#### [Problem]
Needed from the data below: all lines that contain the word "modified".

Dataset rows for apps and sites
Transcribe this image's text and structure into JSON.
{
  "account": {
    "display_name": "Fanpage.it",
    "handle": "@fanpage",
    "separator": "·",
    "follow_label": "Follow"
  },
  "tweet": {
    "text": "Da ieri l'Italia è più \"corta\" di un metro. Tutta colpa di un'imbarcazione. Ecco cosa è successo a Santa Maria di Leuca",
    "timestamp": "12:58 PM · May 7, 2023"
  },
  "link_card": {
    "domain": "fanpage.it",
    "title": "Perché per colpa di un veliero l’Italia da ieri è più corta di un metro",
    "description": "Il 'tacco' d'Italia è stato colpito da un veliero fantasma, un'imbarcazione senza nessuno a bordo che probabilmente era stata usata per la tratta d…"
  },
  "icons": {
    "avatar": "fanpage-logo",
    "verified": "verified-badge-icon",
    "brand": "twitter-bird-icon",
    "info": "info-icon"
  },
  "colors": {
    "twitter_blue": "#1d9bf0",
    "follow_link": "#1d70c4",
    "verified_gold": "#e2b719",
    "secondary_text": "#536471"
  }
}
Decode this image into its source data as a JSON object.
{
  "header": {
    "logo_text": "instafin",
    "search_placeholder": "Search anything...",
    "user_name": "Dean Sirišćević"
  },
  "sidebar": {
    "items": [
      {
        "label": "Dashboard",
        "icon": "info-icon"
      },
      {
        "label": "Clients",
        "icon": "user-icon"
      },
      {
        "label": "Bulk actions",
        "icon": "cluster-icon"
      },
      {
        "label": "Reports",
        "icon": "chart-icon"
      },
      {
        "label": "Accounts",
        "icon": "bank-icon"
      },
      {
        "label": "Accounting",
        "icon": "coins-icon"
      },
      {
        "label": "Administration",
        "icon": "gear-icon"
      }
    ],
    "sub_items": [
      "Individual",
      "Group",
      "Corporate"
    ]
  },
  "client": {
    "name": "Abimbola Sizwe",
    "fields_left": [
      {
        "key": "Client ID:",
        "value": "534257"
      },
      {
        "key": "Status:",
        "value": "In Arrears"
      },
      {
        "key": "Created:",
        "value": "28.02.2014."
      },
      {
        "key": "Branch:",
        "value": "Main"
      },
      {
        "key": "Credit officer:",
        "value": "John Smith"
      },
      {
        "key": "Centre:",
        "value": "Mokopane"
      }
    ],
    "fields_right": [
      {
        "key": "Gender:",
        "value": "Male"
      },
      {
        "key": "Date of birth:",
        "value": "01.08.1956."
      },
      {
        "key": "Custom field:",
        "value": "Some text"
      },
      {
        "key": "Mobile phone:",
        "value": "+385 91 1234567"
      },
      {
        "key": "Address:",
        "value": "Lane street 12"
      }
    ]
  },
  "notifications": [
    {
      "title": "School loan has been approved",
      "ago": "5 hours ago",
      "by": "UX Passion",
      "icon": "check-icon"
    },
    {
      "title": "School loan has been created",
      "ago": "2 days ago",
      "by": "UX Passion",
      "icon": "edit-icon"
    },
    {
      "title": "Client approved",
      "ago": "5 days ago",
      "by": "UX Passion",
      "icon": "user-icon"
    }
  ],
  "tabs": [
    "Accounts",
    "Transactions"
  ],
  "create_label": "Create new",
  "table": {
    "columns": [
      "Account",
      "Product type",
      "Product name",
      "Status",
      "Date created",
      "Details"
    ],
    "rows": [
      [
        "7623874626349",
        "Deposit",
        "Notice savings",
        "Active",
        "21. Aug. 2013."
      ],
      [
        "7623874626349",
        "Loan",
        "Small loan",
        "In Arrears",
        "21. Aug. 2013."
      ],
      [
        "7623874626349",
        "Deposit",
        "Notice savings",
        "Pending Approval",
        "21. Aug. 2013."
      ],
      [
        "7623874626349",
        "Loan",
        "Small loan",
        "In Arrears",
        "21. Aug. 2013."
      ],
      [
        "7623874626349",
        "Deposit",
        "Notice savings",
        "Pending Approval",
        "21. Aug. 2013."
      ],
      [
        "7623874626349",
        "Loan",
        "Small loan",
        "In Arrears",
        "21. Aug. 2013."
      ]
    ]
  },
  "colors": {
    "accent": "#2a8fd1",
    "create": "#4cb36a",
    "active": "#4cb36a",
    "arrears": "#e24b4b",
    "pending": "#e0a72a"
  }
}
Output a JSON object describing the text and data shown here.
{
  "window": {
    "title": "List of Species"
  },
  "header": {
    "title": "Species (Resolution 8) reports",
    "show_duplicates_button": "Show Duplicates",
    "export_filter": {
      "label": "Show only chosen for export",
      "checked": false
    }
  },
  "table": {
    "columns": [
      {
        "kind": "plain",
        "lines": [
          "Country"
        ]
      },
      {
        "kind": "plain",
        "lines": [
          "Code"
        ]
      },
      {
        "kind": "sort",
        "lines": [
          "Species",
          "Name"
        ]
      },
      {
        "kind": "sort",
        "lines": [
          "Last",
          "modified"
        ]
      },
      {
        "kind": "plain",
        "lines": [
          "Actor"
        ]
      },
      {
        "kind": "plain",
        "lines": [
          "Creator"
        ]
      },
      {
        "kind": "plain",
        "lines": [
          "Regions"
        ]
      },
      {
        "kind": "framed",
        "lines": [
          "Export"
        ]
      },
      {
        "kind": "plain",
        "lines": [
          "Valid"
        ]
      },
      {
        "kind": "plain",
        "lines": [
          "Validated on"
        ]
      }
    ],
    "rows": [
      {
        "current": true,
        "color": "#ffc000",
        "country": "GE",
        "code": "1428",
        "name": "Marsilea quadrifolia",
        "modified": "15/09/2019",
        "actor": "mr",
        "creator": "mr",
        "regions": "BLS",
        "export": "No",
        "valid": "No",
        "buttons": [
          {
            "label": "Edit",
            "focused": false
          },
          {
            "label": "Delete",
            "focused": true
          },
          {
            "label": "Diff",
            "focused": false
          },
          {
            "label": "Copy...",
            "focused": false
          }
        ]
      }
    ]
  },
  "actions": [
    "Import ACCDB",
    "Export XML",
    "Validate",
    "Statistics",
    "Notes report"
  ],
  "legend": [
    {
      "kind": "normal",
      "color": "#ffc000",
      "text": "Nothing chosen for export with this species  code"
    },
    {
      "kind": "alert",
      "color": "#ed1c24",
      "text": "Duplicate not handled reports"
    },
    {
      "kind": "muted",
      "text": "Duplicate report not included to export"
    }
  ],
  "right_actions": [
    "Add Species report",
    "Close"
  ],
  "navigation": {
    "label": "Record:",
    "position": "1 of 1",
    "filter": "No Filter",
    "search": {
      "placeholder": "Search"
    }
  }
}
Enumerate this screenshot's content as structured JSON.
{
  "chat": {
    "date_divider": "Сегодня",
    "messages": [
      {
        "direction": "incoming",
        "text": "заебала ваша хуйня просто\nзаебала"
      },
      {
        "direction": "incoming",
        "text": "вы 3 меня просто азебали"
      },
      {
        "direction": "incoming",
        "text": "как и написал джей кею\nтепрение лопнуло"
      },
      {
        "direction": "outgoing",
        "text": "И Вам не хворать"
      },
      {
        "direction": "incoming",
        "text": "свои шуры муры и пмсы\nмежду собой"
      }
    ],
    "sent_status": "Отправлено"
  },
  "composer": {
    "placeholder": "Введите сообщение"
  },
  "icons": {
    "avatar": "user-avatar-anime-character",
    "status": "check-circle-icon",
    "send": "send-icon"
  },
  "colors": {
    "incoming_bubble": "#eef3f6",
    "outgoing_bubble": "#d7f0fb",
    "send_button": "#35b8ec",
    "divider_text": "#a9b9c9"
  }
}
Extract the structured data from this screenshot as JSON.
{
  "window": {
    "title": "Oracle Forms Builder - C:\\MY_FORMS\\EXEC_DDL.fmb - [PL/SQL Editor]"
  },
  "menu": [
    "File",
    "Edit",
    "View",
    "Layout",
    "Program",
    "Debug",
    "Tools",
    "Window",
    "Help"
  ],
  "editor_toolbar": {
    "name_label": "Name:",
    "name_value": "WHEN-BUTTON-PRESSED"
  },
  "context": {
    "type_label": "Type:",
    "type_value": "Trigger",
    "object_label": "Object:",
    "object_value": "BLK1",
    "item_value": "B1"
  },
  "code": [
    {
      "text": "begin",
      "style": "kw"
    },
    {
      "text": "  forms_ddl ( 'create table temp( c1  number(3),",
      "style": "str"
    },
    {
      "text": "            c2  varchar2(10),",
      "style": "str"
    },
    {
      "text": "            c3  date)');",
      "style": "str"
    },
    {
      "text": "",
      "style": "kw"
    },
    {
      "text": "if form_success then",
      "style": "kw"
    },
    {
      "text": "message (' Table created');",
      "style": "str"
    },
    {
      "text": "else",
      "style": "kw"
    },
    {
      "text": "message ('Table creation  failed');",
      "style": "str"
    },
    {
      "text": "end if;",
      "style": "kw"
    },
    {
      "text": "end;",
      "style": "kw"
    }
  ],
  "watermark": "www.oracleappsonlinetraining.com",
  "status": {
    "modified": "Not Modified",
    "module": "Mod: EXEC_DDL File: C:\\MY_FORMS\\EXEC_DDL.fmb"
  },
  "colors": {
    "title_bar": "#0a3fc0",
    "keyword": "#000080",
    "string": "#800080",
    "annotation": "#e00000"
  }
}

#### [The answer]
          "modified"
        "modified": "15/09/2019",
    "modified": "Not Modified",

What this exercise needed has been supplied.